### [Data shown]
☆ ☆ ☆

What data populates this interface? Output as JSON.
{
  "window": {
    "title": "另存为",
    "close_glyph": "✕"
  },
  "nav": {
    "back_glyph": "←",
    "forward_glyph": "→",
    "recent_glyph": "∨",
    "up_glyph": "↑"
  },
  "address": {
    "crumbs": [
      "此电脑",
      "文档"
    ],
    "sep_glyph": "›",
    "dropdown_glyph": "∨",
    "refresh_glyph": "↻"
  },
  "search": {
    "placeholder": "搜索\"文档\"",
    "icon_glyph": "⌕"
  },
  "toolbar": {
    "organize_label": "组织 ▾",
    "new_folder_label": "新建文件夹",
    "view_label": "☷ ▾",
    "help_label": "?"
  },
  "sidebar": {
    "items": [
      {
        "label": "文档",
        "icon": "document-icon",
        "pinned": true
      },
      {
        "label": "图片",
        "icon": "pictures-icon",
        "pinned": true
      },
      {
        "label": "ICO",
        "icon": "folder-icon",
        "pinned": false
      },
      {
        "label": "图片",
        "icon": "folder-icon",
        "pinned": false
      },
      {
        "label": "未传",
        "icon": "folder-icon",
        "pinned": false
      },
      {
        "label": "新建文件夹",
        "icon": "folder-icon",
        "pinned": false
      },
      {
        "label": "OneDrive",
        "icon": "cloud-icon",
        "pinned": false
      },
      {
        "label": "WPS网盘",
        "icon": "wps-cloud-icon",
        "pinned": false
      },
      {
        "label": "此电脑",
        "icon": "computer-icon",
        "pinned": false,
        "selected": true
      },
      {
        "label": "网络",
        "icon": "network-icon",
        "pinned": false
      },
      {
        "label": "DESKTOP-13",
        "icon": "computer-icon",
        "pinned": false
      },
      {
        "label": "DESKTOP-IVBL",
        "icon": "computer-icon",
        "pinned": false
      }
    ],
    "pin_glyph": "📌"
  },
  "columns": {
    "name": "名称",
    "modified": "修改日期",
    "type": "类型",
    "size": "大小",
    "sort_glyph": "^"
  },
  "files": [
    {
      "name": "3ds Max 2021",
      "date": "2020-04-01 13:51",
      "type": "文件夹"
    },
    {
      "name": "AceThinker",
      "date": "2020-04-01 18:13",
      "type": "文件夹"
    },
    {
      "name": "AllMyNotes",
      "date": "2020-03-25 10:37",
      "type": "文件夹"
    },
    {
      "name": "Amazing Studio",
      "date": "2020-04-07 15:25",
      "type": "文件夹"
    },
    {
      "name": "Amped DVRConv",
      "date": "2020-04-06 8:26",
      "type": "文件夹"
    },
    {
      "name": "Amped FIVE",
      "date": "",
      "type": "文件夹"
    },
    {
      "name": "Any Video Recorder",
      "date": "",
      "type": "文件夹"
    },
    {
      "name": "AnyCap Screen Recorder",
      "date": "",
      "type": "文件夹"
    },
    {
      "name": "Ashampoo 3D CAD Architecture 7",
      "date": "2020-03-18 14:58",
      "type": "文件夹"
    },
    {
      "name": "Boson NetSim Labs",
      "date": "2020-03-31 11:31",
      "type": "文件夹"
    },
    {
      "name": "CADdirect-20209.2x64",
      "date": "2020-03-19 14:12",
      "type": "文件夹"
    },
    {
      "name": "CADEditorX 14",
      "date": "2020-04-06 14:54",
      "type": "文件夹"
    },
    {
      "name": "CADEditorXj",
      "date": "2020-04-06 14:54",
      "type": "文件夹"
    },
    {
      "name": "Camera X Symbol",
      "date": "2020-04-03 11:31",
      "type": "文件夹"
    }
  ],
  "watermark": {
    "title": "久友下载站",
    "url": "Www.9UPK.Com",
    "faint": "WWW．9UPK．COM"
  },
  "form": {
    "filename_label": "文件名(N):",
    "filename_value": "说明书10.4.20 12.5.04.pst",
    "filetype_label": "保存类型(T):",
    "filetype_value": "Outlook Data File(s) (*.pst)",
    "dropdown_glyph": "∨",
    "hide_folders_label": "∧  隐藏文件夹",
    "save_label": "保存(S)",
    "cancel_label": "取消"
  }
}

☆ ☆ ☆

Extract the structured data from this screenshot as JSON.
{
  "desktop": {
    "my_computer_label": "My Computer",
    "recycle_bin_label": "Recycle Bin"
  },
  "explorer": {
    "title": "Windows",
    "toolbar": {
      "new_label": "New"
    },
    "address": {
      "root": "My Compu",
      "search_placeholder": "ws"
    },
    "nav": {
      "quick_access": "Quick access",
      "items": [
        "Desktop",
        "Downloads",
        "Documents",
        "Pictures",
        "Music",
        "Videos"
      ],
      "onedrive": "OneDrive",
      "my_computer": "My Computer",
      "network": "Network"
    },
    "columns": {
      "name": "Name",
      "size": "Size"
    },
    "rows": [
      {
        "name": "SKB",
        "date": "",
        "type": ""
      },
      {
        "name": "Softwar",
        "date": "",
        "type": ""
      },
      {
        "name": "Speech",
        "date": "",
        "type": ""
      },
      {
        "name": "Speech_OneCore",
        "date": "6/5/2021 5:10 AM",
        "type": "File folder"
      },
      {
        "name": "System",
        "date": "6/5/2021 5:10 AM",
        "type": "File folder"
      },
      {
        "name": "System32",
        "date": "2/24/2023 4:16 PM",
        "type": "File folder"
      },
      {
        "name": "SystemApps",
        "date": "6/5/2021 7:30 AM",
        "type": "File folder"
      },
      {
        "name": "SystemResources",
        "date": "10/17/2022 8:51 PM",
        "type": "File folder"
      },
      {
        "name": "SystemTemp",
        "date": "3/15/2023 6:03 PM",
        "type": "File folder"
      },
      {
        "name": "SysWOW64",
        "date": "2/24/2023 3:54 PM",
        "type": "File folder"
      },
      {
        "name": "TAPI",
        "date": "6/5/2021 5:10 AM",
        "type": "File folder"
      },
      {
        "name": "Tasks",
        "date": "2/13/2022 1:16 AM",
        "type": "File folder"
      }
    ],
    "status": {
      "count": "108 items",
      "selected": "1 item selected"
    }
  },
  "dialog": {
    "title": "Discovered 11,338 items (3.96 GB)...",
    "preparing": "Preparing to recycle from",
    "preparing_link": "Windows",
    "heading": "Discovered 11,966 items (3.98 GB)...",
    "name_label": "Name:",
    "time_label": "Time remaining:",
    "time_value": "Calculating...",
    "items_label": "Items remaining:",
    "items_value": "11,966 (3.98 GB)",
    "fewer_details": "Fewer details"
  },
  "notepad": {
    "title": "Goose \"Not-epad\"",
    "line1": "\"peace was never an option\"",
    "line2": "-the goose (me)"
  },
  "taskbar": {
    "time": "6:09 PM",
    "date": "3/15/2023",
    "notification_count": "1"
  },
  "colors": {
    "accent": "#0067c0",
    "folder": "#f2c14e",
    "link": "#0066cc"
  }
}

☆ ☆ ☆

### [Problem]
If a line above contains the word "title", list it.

### [Response for this exercise]
    "title": "另存为",
    "title": "久友下载站",
    "title": "Windows",
    "title": "Discovered 11,338 items (3.96 GB)...",
    "title": "Goose \"Not-epad\"",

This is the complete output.